- **Excerpted records**
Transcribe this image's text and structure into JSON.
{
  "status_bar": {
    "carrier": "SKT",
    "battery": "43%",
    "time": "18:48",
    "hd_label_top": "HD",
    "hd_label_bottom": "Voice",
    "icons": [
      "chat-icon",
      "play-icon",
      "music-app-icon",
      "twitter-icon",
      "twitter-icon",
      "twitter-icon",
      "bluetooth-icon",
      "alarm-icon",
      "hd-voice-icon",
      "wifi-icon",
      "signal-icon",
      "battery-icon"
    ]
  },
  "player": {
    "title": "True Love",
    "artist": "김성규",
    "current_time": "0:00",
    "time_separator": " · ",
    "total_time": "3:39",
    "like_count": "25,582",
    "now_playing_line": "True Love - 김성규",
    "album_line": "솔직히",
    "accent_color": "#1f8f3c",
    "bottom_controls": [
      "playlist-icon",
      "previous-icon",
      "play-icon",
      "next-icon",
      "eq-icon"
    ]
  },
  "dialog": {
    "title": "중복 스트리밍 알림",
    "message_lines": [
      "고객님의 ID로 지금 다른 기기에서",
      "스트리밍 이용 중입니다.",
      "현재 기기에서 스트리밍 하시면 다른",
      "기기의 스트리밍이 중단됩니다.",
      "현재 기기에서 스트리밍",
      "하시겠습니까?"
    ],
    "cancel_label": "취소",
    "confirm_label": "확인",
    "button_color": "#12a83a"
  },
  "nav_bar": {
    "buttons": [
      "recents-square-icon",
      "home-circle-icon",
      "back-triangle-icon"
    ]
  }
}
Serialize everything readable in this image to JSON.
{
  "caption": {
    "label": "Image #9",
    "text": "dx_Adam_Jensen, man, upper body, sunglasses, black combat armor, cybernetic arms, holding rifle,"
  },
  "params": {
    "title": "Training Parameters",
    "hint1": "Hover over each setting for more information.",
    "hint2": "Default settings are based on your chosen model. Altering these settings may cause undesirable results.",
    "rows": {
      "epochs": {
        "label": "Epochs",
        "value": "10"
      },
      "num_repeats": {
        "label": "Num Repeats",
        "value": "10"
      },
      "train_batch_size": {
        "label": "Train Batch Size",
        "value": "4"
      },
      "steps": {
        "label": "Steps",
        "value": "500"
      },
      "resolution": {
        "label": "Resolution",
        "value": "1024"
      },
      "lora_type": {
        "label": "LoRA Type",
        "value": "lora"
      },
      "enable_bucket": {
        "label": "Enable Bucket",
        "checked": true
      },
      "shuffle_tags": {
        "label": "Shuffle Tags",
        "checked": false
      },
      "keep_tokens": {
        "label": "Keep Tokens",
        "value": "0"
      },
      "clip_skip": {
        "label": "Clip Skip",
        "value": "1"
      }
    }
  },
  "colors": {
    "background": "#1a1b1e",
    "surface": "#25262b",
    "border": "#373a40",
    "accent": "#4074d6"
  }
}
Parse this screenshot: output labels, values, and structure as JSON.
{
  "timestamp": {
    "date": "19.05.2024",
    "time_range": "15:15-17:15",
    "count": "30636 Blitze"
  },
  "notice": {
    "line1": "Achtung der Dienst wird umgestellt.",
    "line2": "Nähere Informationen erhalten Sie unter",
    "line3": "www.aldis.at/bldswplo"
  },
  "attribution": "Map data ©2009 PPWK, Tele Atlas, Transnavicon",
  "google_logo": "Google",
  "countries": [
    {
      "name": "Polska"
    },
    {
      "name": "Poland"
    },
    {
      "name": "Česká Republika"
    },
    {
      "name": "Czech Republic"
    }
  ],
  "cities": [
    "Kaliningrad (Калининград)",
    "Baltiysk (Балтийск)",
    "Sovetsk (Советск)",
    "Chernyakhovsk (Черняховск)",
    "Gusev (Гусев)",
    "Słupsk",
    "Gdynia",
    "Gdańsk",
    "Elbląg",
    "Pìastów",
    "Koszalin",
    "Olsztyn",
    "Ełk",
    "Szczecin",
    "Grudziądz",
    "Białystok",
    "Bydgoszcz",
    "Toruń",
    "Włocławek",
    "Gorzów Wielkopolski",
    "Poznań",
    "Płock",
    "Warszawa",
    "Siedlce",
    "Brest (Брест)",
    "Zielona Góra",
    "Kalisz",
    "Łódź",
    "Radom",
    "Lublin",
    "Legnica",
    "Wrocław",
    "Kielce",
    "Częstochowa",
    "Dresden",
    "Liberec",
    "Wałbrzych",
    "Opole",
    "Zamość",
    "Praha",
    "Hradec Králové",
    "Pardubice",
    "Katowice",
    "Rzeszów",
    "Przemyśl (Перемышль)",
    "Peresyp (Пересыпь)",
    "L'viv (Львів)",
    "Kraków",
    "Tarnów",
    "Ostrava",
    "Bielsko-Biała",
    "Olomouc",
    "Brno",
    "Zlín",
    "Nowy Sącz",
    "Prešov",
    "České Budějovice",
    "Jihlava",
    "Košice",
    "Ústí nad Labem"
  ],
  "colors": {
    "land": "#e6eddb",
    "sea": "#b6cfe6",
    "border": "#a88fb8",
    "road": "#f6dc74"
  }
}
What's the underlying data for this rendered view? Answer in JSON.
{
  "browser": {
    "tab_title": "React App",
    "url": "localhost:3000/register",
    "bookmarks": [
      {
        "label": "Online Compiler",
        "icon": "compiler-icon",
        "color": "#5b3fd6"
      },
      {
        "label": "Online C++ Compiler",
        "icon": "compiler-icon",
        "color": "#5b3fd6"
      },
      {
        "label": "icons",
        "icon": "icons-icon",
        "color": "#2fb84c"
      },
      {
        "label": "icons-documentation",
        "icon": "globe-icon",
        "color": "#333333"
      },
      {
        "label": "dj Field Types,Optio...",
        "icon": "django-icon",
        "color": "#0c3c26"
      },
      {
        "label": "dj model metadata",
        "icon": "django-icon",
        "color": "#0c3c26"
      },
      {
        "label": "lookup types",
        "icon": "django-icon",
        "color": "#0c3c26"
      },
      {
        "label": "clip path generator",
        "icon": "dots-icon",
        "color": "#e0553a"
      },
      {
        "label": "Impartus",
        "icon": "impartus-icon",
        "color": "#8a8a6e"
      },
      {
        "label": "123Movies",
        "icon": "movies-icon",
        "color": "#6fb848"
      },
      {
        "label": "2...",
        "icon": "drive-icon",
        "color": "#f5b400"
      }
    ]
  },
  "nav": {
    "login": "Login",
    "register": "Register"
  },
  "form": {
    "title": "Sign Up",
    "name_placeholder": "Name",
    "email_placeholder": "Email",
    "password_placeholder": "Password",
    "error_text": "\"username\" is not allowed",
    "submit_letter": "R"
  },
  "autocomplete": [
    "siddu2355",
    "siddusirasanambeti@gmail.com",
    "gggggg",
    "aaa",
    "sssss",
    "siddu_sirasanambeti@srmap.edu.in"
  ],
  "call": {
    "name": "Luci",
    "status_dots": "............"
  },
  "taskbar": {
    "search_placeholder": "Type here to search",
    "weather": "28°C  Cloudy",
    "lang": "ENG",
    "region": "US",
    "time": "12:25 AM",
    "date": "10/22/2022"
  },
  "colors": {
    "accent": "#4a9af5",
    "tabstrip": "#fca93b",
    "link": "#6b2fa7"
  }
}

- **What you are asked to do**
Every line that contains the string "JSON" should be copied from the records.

- **Result**
Transcribe this image's text and structure into JSON.
Serialize everything readable in this image to JSON.
Parse this screenshot: output labels, values, and structure as JSON.
What's the underlying data for this rendered view? Answer in JSON.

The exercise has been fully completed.